“That’s really not a lot,’’ said Cuadra, who was born in Nicaragua and came to the US six months later when his family moved to San Francisco. “We really feel that we’ve nailed it down.’’
Ideally, said Cuadra, the USFL will evolve in three or four years to a 16-team league, playing almost exclusively in cities absent NFL or Major League Baseball clubs. Cuadra wouldn’t be specific, but cities such as Birmingham, Memphis, Oklahoma City, Austin, Omaha, and others are the league’s primary targets, offering population density and less competition for the sporting dollar.
“The home run for us would be a 16-team league that had NFL teams that utilized those teams as a place to allocate players to and that the NFL would be partnered with us in doing that,’’ said Cuadra. “And that we also would be a training ground for rules and different technologies that the NFL might later adopt. That would be our home run.’’
Coming next spring, to a city near you (maybe), the all-new, redesigned, humble-in-spirit but big-in-ambition USFL. Led by a guy who maintains giant pools of bluefin tuna in Mexico and Croatia, ostensibly to stock Japanese supermarkets and sushi bars.
“You put 130 tons of bluefin tuna in the pens,’’ said Cuadra, describing his day job. “And they basically become NASCAR fish, doing left turns all day long. You feed them sardines and anchovies and they get nice and fat, and the time comes — October through March — you harvest them and send them to Japan.’’

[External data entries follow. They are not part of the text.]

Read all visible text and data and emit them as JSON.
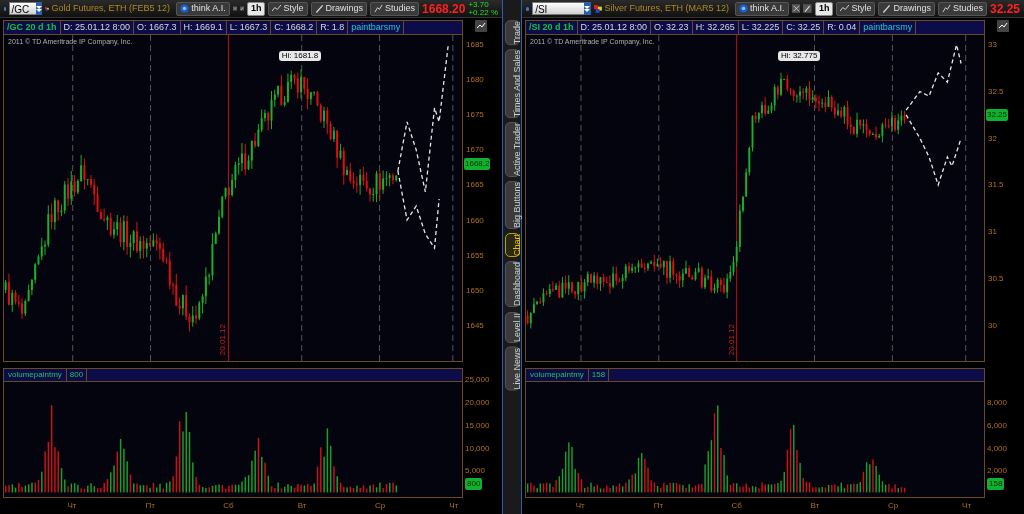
{
  "panels": [
    {
      "symbol": "/GC",
      "description": "Gold Futures, ETH (FEB5 12)",
      "think_button": "think A.I.",
      "interval": "1h",
      "style_button": "Style",
      "drawings_button": "Drawings",
      "studies_button": "Studies",
      "last_price": "1668.20",
      "change": "+3.70",
      "change_percent": "+0.22 %",
      "info": [
        {
          "kind": "symbol",
          "text": "/GC 20 d 1h"
        },
        {
          "kind": "field",
          "text": "D: 25.01.12 8:00"
        },
        {
          "kind": "field",
          "text": "O: 1667.3"
        },
        {
          "kind": "field",
          "text": "H: 1669.1"
        },
        {
          "kind": "field",
          "text": "L: 1667.3"
        },
        {
          "kind": "field",
          "text": "C: 1668.2"
        },
        {
          "kind": "field",
          "text": "R: 1.8"
        },
        {
          "kind": "study",
          "text": "paintbarsmy"
        }
      ],
      "copyright": "2011 © TD Ameritrade IP Company, Inc.",
      "high_label": "Hi: 1681.8",
      "date_marker": "20.01.12",
      "price_axis": [
        "1685",
        "1680",
        "1675",
        "1670",
        "1665",
        "1660",
        "1655",
        "1650",
        "1645"
      ],
      "current_price": "1668.2",
      "volume": {
        "study": "volumepaintmy",
        "value": "800",
        "axis": [
          "25,000",
          "20,000",
          "15,000",
          "10,000",
          "5,000"
        ],
        "current": "800"
      },
      "days": [
        "Чт",
        "Пт",
        "Сб",
        "Вт",
        "Ср",
        "Чт"
      ]
    },
    {
      "symbol": "/SI",
      "description": "Silver Futures, ETH (MAR5 12)",
      "think_button": "think A.I.",
      "interval": "1h",
      "style_button": "Style",
      "drawings_button": "Drawings",
      "studies_button": "Studies",
      "last_price": "32.25",
      "info": [
        {
          "kind": "symbol",
          "text": "/SI 20 d 1h"
        },
        {
          "kind": "field",
          "text": "D: 25.01.12 8:00"
        },
        {
          "kind": "field",
          "text": "O: 32.23"
        },
        {
          "kind": "field",
          "text": "H: 32.265"
        },
        {
          "kind": "field",
          "text": "L: 32.225"
        },
        {
          "kind": "field",
          "text": "C: 32.25"
        },
        {
          "kind": "field",
          "text": "R: 0.04"
        },
        {
          "kind": "study",
          "text": "paintbarsmy"
        }
      ],
      "copyright": "2011 © TD Ameritrade IP Company, Inc.",
      "high_label": "Hi: 32.775",
      "date_marker": "20.01.12",
      "price_axis": [
        "33",
        "32.5",
        "32",
        "31.5",
        "31",
        "30.5",
        "30"
      ],
      "current_price": "32.25",
      "volume": {
        "study": "volumepaintmy",
        "value": "158",
        "axis": [
          "8,000",
          "6,000",
          "4,000",
          "2,000"
        ],
        "current": "158"
      },
      "days": [
        "Чт",
        "Пт",
        "Сб",
        "Вт",
        "Ср",
        "Чт"
      ]
    }
  ],
  "sidebar_tabs": [
    {
      "label": "Trade",
      "selected": false
    },
    {
      "label": "Times And Sales",
      "selected": false
    },
    {
      "label": "Active Trader",
      "selected": false
    },
    {
      "label": "Big Buttons",
      "selected": false
    },
    {
      "label": "Chart",
      "selected": true
    },
    {
      "label": "Dashboard",
      "selected": false
    },
    {
      "label": "Level II",
      "selected": false
    },
    {
      "label": "Live News",
      "selected": false
    }
  ]
}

The lead predators in the bluefin business, he said, are seals. A rolling sea can lift a pen, allowing seals to enter, months of work and capital wiped out in the seals’ serendipitous buffet.
“A fascinating business,’’ said the man who hopes to swim safely alongside the NFL. “It really is.’’